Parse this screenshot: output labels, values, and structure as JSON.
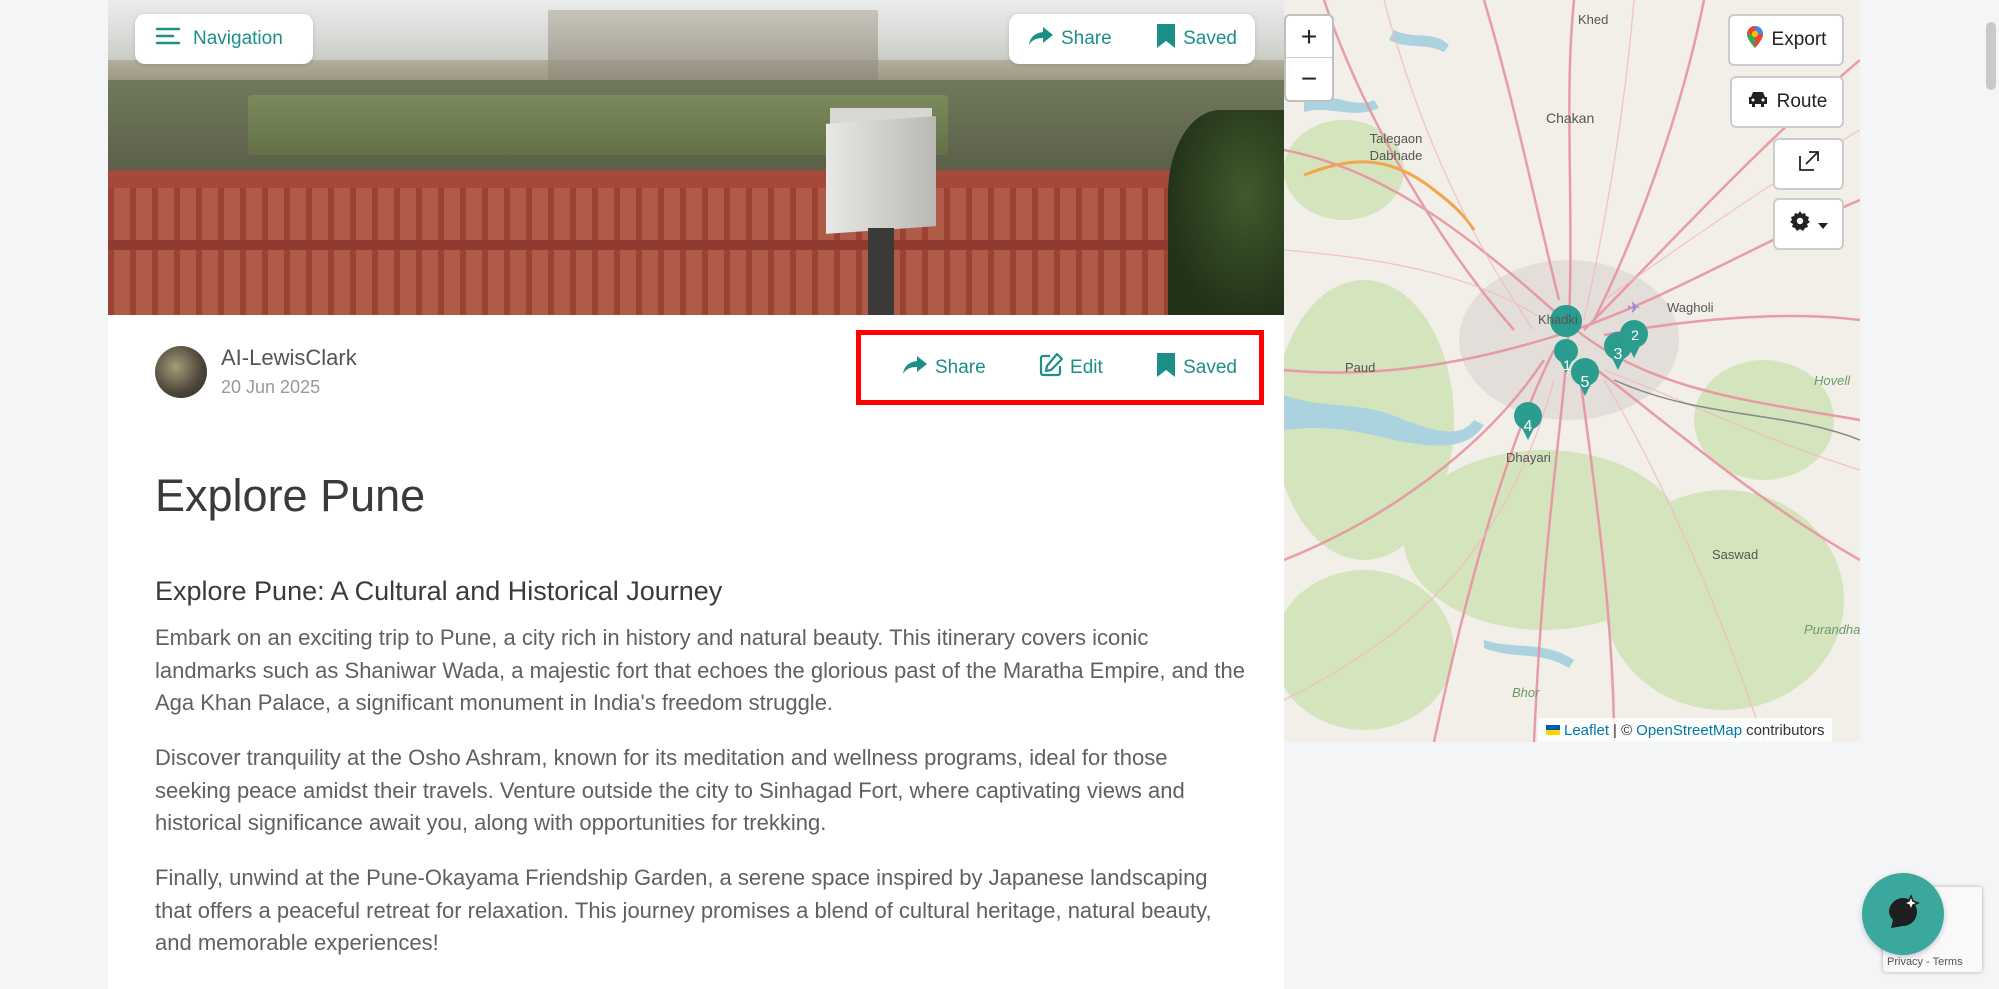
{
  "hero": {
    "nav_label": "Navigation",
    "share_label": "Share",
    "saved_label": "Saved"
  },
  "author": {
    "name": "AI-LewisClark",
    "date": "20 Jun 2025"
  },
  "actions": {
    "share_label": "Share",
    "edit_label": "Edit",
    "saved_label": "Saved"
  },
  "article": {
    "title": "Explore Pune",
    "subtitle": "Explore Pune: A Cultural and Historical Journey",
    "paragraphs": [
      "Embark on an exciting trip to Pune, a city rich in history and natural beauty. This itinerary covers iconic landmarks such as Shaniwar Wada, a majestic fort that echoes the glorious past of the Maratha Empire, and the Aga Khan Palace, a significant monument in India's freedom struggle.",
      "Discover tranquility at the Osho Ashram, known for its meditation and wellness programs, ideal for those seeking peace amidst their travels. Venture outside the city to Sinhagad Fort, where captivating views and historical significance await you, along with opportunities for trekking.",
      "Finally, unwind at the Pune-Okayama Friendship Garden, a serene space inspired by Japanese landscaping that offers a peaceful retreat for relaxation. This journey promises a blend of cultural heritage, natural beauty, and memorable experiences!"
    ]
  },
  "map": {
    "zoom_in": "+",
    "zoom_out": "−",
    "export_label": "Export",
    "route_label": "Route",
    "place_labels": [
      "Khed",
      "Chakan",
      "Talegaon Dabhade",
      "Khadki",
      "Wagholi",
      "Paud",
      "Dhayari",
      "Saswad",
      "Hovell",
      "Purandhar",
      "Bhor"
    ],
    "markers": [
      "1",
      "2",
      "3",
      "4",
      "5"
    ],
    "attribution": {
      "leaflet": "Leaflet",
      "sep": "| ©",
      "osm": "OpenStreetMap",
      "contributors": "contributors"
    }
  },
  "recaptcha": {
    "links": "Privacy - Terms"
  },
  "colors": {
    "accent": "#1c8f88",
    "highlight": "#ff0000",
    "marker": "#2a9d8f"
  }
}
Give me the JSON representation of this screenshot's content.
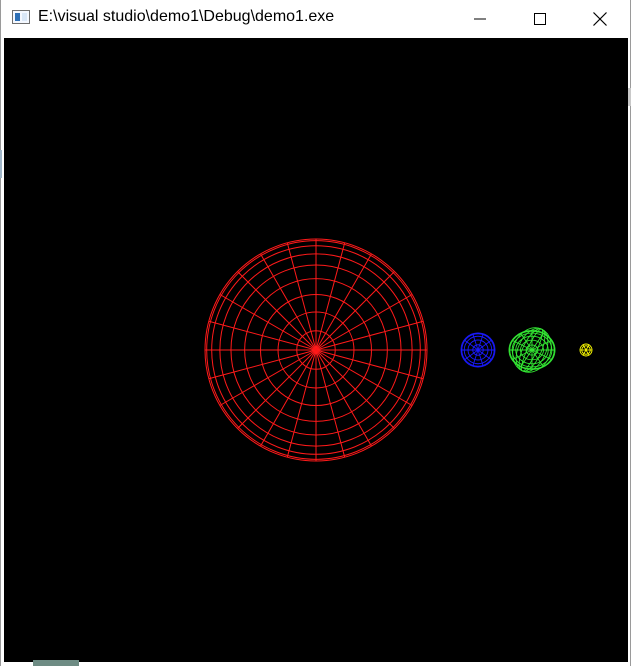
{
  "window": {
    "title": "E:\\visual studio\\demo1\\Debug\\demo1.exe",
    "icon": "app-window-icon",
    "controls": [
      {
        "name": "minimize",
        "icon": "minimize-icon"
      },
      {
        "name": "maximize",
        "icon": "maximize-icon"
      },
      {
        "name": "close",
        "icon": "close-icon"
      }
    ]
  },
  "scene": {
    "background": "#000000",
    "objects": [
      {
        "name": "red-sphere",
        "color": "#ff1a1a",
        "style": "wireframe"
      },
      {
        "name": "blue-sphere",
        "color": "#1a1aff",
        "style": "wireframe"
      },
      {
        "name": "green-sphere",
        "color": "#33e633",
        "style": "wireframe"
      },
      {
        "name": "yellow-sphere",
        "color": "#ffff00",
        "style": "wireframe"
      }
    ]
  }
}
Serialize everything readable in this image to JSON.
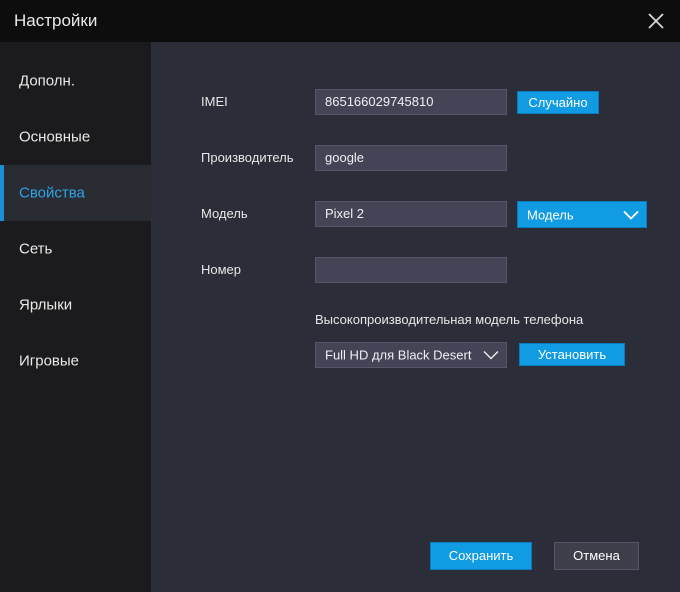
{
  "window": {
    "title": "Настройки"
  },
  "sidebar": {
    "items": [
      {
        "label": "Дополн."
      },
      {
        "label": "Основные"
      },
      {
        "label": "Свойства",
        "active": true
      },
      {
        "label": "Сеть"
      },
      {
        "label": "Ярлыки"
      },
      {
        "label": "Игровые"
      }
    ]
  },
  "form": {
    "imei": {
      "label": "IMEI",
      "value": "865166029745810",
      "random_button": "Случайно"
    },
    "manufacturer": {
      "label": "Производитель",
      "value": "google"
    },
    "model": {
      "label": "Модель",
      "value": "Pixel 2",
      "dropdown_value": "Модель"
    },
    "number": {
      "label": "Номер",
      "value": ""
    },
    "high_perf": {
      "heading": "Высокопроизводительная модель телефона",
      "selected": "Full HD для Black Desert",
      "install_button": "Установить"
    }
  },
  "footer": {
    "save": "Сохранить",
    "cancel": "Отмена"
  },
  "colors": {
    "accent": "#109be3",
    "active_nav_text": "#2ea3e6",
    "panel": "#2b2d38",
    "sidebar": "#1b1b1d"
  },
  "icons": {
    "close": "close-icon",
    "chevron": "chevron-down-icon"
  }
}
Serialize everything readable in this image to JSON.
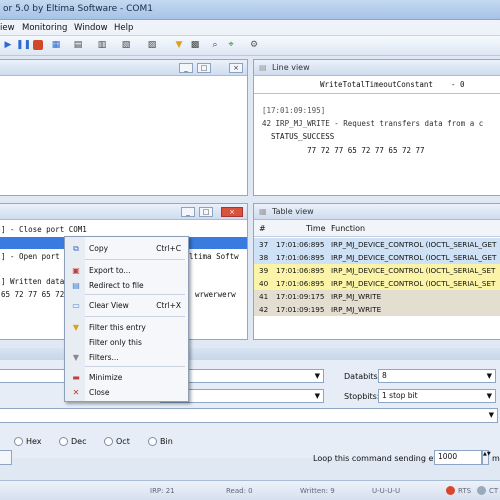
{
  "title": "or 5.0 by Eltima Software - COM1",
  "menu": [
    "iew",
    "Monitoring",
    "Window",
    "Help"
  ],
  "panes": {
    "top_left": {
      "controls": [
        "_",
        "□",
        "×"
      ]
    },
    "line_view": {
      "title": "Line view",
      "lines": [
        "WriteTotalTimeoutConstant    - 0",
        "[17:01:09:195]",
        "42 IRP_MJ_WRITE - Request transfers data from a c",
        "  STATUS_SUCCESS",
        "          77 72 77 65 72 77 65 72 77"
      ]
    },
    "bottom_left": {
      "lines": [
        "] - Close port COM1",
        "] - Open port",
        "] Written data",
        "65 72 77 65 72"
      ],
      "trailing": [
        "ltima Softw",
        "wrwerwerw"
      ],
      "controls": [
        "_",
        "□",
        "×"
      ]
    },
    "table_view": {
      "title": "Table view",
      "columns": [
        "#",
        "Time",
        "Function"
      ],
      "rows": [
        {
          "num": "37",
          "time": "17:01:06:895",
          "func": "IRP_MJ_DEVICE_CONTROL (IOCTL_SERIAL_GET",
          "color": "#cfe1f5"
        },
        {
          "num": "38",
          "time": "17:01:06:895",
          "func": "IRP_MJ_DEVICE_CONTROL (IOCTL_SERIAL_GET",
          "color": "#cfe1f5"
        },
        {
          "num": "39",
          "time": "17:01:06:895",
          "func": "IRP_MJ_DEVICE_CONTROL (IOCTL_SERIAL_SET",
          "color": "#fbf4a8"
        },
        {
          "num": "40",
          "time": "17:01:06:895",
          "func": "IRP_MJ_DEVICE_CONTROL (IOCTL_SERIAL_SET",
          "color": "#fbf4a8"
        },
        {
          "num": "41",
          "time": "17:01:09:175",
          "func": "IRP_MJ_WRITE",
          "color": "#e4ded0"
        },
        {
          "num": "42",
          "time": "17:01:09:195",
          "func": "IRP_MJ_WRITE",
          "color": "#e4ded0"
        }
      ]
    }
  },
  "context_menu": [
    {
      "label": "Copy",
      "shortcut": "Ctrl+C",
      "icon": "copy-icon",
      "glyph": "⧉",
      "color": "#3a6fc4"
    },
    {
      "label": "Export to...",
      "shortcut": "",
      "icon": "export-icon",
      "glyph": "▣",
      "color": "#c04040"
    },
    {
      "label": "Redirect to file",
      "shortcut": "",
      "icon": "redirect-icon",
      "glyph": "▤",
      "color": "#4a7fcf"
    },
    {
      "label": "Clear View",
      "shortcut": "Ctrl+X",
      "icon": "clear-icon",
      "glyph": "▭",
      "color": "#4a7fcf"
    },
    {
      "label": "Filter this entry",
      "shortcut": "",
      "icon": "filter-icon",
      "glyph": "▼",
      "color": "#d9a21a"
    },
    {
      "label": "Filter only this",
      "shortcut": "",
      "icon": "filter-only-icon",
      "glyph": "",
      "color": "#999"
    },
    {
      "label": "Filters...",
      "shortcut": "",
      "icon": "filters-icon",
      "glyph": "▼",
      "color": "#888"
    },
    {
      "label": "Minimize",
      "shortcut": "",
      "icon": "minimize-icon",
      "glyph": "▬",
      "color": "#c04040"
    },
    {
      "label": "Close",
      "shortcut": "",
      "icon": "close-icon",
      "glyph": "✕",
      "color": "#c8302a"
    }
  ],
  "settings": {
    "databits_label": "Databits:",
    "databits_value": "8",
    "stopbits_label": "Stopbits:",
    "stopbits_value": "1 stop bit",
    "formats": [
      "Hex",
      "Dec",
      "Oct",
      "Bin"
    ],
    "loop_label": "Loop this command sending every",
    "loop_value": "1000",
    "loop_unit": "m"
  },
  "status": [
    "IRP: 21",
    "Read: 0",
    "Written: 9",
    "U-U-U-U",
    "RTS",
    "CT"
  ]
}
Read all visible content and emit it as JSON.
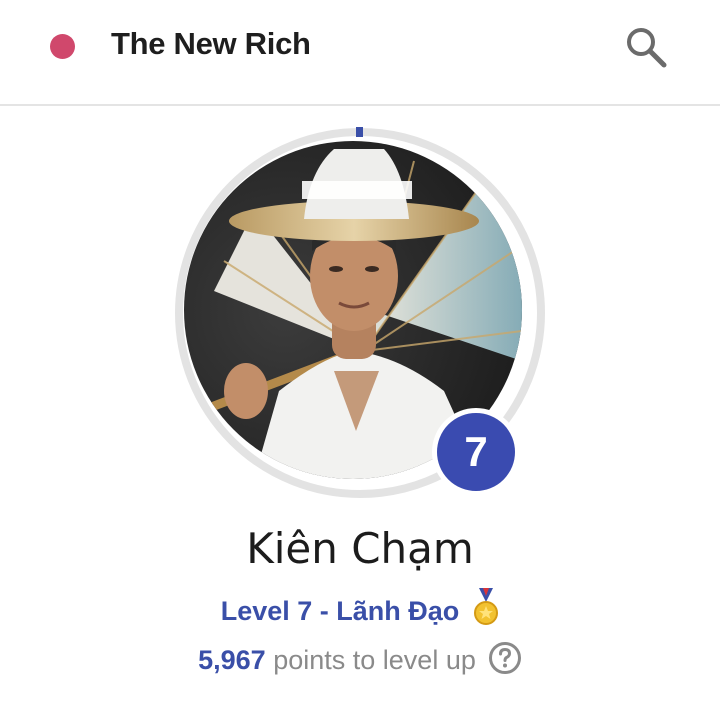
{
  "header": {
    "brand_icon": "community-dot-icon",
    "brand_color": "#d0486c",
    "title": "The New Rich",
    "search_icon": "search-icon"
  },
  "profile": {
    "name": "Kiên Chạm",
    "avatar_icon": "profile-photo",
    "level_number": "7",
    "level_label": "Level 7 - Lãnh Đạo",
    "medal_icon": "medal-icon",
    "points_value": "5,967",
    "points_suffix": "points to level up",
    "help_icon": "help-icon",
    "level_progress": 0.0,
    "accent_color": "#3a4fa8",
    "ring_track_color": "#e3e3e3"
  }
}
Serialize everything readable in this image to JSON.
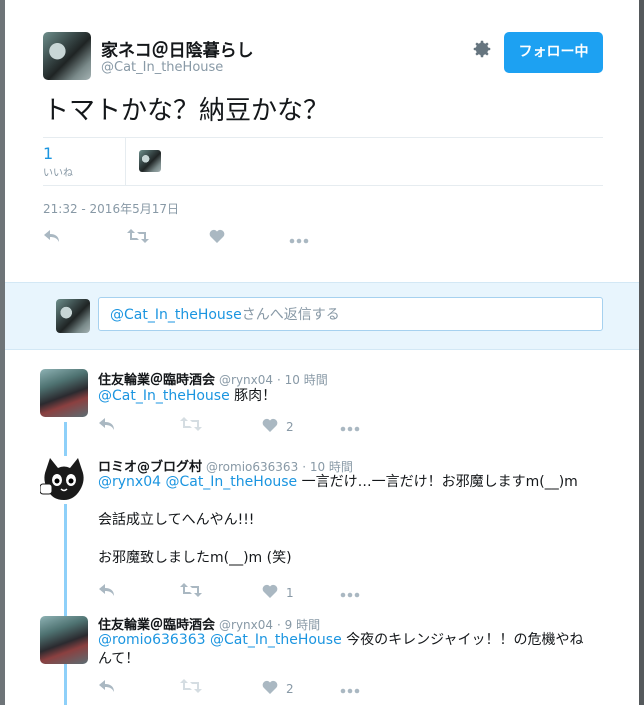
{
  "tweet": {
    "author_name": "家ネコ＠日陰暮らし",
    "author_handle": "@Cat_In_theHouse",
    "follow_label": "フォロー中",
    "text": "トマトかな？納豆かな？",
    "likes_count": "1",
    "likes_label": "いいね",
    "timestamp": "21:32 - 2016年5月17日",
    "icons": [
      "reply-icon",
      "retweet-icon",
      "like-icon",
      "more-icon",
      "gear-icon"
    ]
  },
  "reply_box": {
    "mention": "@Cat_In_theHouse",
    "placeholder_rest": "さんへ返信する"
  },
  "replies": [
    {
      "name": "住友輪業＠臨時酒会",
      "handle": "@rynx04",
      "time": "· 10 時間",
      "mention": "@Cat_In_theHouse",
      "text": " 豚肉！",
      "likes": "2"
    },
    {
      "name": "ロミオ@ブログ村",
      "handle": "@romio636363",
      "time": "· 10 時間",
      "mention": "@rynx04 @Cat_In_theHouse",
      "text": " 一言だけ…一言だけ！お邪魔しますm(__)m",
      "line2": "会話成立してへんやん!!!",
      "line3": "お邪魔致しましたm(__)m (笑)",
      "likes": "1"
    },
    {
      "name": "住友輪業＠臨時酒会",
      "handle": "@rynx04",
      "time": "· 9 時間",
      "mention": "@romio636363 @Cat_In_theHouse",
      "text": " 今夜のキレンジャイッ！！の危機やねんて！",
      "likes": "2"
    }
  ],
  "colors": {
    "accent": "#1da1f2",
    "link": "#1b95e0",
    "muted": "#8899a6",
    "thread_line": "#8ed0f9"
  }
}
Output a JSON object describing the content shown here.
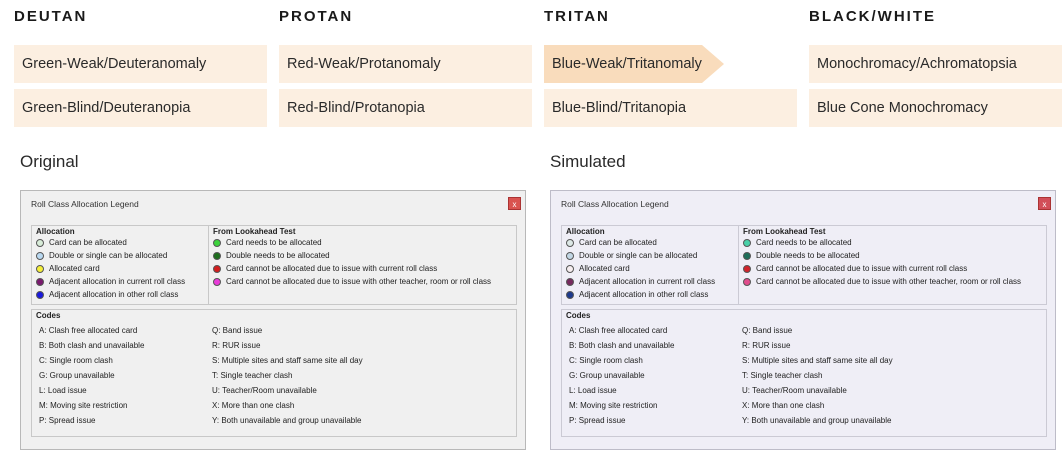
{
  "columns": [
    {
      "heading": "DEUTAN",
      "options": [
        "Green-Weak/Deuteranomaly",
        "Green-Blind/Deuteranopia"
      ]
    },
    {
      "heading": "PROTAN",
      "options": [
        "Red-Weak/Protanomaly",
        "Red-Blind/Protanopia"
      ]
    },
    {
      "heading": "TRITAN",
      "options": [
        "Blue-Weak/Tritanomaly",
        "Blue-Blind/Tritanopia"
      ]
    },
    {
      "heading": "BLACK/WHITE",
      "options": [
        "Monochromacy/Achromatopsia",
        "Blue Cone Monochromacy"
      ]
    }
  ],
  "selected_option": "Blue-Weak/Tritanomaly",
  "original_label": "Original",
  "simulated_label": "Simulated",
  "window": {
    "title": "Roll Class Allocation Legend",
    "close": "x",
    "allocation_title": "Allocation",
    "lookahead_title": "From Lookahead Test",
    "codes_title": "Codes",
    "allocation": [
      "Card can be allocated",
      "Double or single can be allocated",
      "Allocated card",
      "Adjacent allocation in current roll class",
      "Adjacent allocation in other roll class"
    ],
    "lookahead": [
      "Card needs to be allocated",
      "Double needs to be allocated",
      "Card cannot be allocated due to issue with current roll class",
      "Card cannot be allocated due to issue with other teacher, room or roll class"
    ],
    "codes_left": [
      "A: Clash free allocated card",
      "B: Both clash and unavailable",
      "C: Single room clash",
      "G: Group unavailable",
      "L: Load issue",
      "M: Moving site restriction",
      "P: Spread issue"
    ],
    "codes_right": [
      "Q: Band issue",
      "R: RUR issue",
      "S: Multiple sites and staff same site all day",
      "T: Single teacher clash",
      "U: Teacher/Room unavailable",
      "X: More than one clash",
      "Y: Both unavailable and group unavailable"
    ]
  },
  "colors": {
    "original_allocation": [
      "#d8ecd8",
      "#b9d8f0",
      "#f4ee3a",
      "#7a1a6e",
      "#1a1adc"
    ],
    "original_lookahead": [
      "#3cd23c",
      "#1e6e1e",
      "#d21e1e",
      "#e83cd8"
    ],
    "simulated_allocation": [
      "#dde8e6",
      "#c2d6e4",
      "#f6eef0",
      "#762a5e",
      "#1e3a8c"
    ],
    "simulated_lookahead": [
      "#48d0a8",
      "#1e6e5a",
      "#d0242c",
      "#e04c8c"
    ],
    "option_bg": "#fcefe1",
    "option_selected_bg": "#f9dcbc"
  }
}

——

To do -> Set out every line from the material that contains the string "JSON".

Response to the task ->
Parse this screenshot: output labels, values, and structure as JSON.
Give me the JSON representation of this screenshot's content.
Serialize everything readable in this image to JSON.
Serialize everything readable in this image to JSON.
Read all visible content and emit it as JSON.
Serialize everything readable in this image to JSON.
Output a JSON object describing the content shown here.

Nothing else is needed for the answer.